Soil Vapor Extraction
- 80 vapor extraction (VE) wells, 9 dual extraction (RD) wells, and 7 bedrock extraction wells connected to a central processing plant
- Depth of VE wells- <10 feet (approximate depth to bedrock)
- Vapors treated using activated carbon adsorption
- Water extracted using the RD wells was treated by air stripping and carbon polishing
- Design air flow rate- 15,000 scfm at 13 inches of mercury (Hg) vacuum
- More than 14 enhancements were made to the system including varying the number and types of wells, heating the soil using several techniques, destroying contaminants in situ, and physically creating new flow paths
- ROD date: 12/21/84
- Revised ROD: 3/31/88
- Revised ROD: 7/20/96
|Remedial Project Manager:|
SARA Special Site Section

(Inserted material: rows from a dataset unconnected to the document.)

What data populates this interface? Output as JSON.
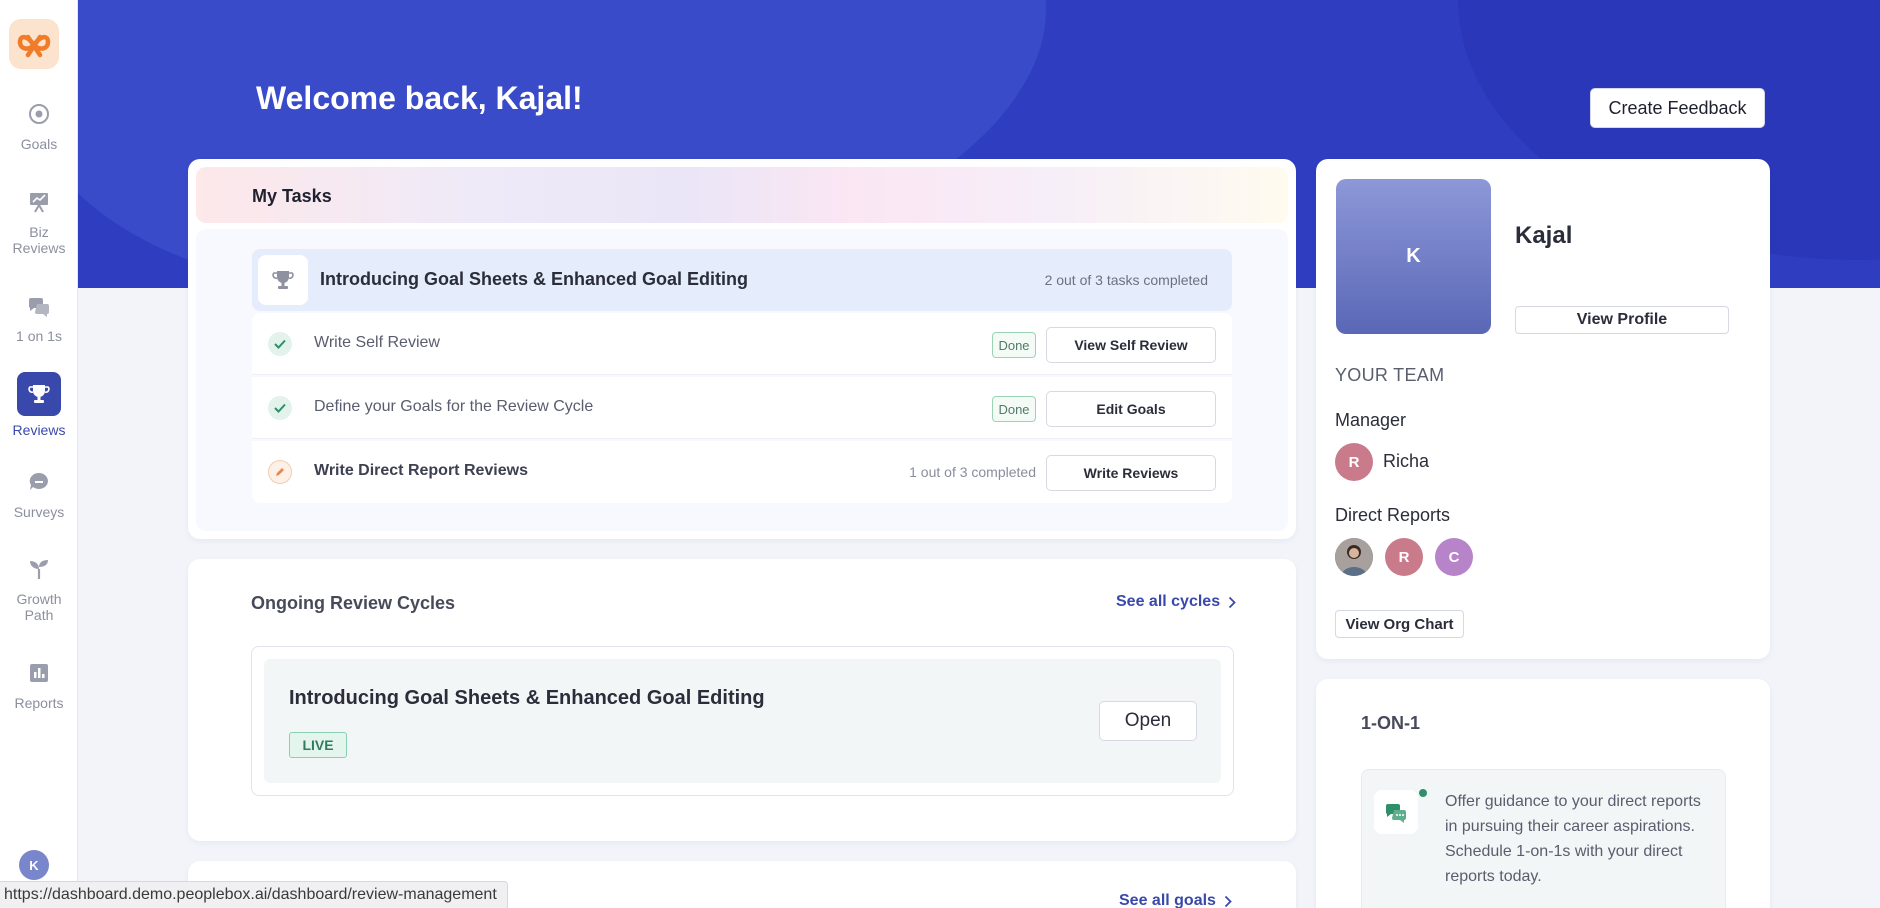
{
  "sidebar": {
    "items": [
      {
        "label": "Goals",
        "icon": "target-icon"
      },
      {
        "label": "Biz\nReviews",
        "icon": "presentation-icon"
      },
      {
        "label": "1 on 1s",
        "icon": "chat-bubbles-icon"
      },
      {
        "label": "Reviews",
        "icon": "trophy-icon",
        "active": true
      },
      {
        "label": "Surveys",
        "icon": "speech-bubble-icon"
      },
      {
        "label": "Growth\nPath",
        "icon": "sprout-icon"
      },
      {
        "label": "Reports",
        "icon": "bar-chart-icon"
      }
    ],
    "user_initial": "K"
  },
  "header": {
    "welcome": "Welcome back, Kajal!",
    "create_feedback": "Create Feedback"
  },
  "tasks": {
    "title": "My Tasks",
    "cycle_name": "Introducing Goal Sheets & Enhanced Goal Editing",
    "cycle_progress": "2 out of 3 tasks completed",
    "items": [
      {
        "label": "Write Self Review",
        "status": "Done",
        "button": "View Self Review"
      },
      {
        "label": "Define your Goals for the Review Cycle",
        "status": "Done",
        "button": "Edit Goals"
      },
      {
        "label": "Write Direct Report Reviews",
        "count": "1 out of 3 completed",
        "button": "Write Reviews"
      }
    ]
  },
  "ongoing": {
    "title": "Ongoing Review Cycles",
    "see_all": "See all cycles",
    "cycle_name": "Introducing Goal Sheets & Enhanced Goal Editing",
    "status": "LIVE",
    "open": "Open"
  },
  "goals": {
    "see_all": "See all goals"
  },
  "profile": {
    "initial": "K",
    "name": "Kajal",
    "view_profile": "View Profile",
    "team_heading": "YOUR TEAM",
    "manager_heading": "Manager",
    "manager": {
      "initial": "R",
      "name": "Richa"
    },
    "direct_reports_heading": "Direct Reports",
    "direct_reports": [
      {
        "initial": "",
        "type": "photo"
      },
      {
        "initial": "R",
        "color": "#c97b8c"
      },
      {
        "initial": "C",
        "color": "#b784c9"
      }
    ],
    "org_chart": "View Org Chart"
  },
  "oneonone": {
    "title": "1-ON-1",
    "text": "Offer guidance to your direct reports in pursuing their career aspirations.",
    "text2": "Schedule 1-on-1s with your direct reports today."
  },
  "status_bar": {
    "url": "https://dashboard.demo.peoplebox.ai/dashboard/review-management"
  },
  "colors": {
    "brand": "#3949ab",
    "hero": "#2f3ec0",
    "success": "#2f8f6a"
  }
}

U.S. EPA Region 3
841 Chestnut Building
Philadelphia, PA 19107
Ciba Specialty Chemicals Corp.
P.O. Box 71
Toms River, NJ 08754
Volatile Organic Compounds:
Spills and waste disposal in lagoons
Type/Quantity of Media Treated:
Soil - 30,000 cubic yards
Purpose/Significance of Application:
SVE application involving more than 14 enhancements
Regulatory Requirements/Cleanup Goals:
The ROD specified cleanup goals of 0.05 mg/kg each for 1,2,3-trichloropropane, benzene, trichloroethene, and tetrachloroethene.
In addition, the cleanup goals were to be achieved within 26 months after startup of the SVE system. If cleanup goals had not been met within the first year of operation of the SVE system, supplemental measures were to implemented to improve the vacuum extraction process.
- The system initially removed about 10,000 lbs/month of VOC. However, between September and December 1989, extraction rates decreased to 2,000 lb/month. In response, Terra Vac implemented 14 enhancements in an attempt to improve system performance.
- While many of the SVE system enhancements (varying the number and types of wells in the system, heating the soil, destroying contaminants in situ, and physically creating new flow paths as a means to improve the diffusion rate) produced short-term improvements in the extraction rate, in all cases, the results were only temporary. (The report includes a detailed summary of all enhancements and the results of each).
- Results of soil borings taken after 32 months of operation showed that concentrations of 1,2,3-trichloropropane, benzene, trichloroethene, and tetrachloroethene remained above the cleanup goals. In a number of cases, the constituent concentrations reported were higher than pre-remediation concentrations.
- EPA subsequently determined that the SVE system was incapable of meeting the cleanup goals in a timely and cost effective manner, and amended the ROD to change the remedy to a wet soil cover.
The total actual cost for the SVE system was $43.4 million, including approximately $3.5 million for design and pilot studies, and $39.9 million in treatment costs, including construction and operation and maintenance costs.
Tyson's Dump Superfund site is a four-acre, abandoned septic waste and chemical waste disposal site reported to have operated from 1960 to 1970 in a sandstone quarry. Franklin P. Tyson and Fast Pollution Treatment, Inc. used lagoons on the eastern and western portions of the site to dispose of industrial, municipal, and chemical wastes. Results of soil samples from the lagoons taken during the Remedial Investigation indicated the presence of VOCs at concentrations that exceeded 500 mg/kg. A ROD was issued in 1984, specifying excavation and off-site disposal of contaminated soils. In response to the results of a study submitted by the RPs, EPA negotiated a partial consent decree to implement SVE and issued a revised ROD in 1988.
The initial design of the SVE system at Tyson's Dump included 80 vapor extraction wells, nine dual extraction wells, and seven bedrock extraction wells connected to a manifold that led to a central processing plant. Most of the VE wells were drilled to a depth of less than 10 feet (approximate depth to bedrock). Extracted vapors were treated by activated carbon adsorption, with regeneration and solvent recovery on site. Water extracted using the dual extraction wells was treated by air stripping and carbon polishing. VOC extraction rates for the system initally were about 10,000 lb/month. However, by December of 1989 the extraction rate decreased to about 2,000 lbs/month. The results of additional investigations performed by Terra Vac identified several conditions at the site that were limiting the diffusion rate of VOCs and adversely impacting the performance of the SVE system, including greater variation in the permeability, porosity, particle size, and moisture content of the soils than identified during previous investigations. In addition, DNAPL was found to be present over a larger area of the site than had previously been identified. In response, Terra Vac implemented 14 enhancements in an attempt to improve system performance. Many of the SVE system enhancements produced short-term improvements in the extraction rate. However, in all cases, the results were only temporary. After 32 months of operation, sample results showed that concentrations of 1,2,3-trichloropropane, benzene, trichloroethene, and tetrachloroethene remained above the cleanup goals. EPA subsequently determined that the SVE system was incapable of meeting the cleanup goals in a timely and cost effective manner, and amended the ROD to change the remedy to a wet soil cover.